Records for this exercise section start

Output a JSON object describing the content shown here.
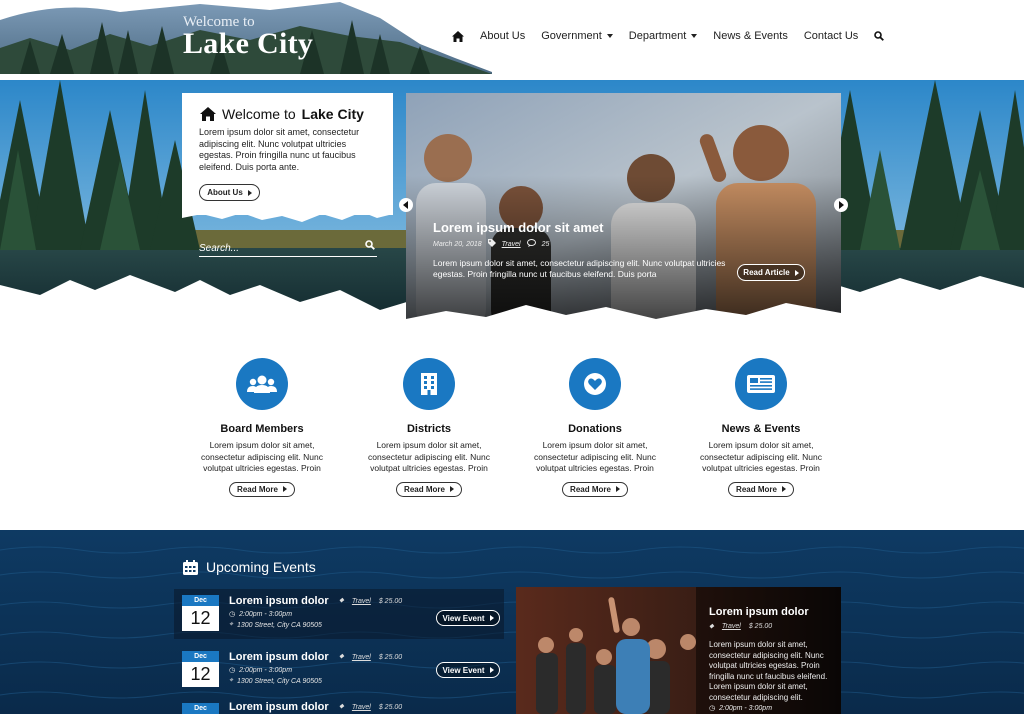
{
  "site": {
    "welcome": "Welcome to",
    "name": "Lake City"
  },
  "nav": {
    "items": [
      {
        "label": "About Us",
        "dropdown": false
      },
      {
        "label": "Government",
        "dropdown": true
      },
      {
        "label": "Department",
        "dropdown": true
      },
      {
        "label": "News & Events",
        "dropdown": false
      },
      {
        "label": "Contact Us",
        "dropdown": false
      }
    ]
  },
  "welcome_card": {
    "title_prefix": "Welcome to",
    "title_bold": "Lake City",
    "text": "Lorem ipsum dolor sit amet, consectetur adipiscing elit. Nunc volutpat ultricies egestas. Proin fringilla nunc ut faucibus eleifend. Duis porta ante.",
    "button": "About Us"
  },
  "search": {
    "placeholder": "Search..."
  },
  "slider": {
    "title": "Lorem ipsum dolor sit amet",
    "date": "March 20, 2018",
    "category": "Travel",
    "comments": "25",
    "text": "Lorem ipsum dolor sit amet, consectetur adipiscing elit. Nunc volutpat ultricies egestas. Proin fringilla nunc ut faucibus eleifend. Duis porta",
    "button": "Read Article"
  },
  "features": [
    {
      "title": "Board Members",
      "text": "Lorem ipsum dolor sit amet, consectetur adipiscing elit. Nunc volutpat ultricies egestas. Proin",
      "button": "Read More",
      "icon": "users-icon"
    },
    {
      "title": "Districts",
      "text": "Lorem ipsum dolor sit amet, consectetur adipiscing elit. Nunc volutpat ultricies egestas. Proin",
      "button": "Read More",
      "icon": "building-icon"
    },
    {
      "title": "Donations",
      "text": "Lorem ipsum dolor sit amet, consectetur adipiscing elit. Nunc volutpat ultricies egestas. Proin",
      "button": "Read More",
      "icon": "heart-icon"
    },
    {
      "title": "News & Events",
      "text": "Lorem ipsum dolor sit amet, consectetur adipiscing elit. Nunc volutpat ultricies egestas. Proin",
      "button": "Read More",
      "icon": "newspaper-icon"
    }
  ],
  "events": {
    "title": "Upcoming Events",
    "items": [
      {
        "month": "Dec",
        "day": "12",
        "title": "Lorem ipsum dolor",
        "category": "Travel",
        "price": "$ 25.00",
        "time": "2:00pm - 3:00pm",
        "address": "1300 Street, City CA 90505",
        "button": "View Event"
      },
      {
        "month": "Dec",
        "day": "12",
        "title": "Lorem ipsum dolor",
        "category": "Travel",
        "price": "$ 25.00",
        "time": "2:00pm - 3:00pm",
        "address": "1300 Street, City CA 90505",
        "button": "View Event"
      },
      {
        "month": "Dec",
        "day": "",
        "title": "Lorem ipsum dolor",
        "category": "Travel",
        "price": "$ 25.00",
        "time": "",
        "address": "",
        "button": ""
      }
    ],
    "featured": {
      "title": "Lorem ipsum dolor",
      "category": "Travel",
      "price": "$ 25.00",
      "text": "Lorem ipsum dolor sit amet, consectetur adipiscing elit. Nunc volutpat ultricies egestas. Proin fringilla nunc ut faucibus eleifend. Lorem ipsum dolor sit amet, consectetur adipiscing elit.",
      "time": "2:00pm - 3:00pm"
    }
  },
  "colors": {
    "accent": "#1a78c2",
    "header_bg": "#ffffff",
    "events_bg": "#123456"
  }
}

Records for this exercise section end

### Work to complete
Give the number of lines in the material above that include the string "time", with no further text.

### Result of this task
4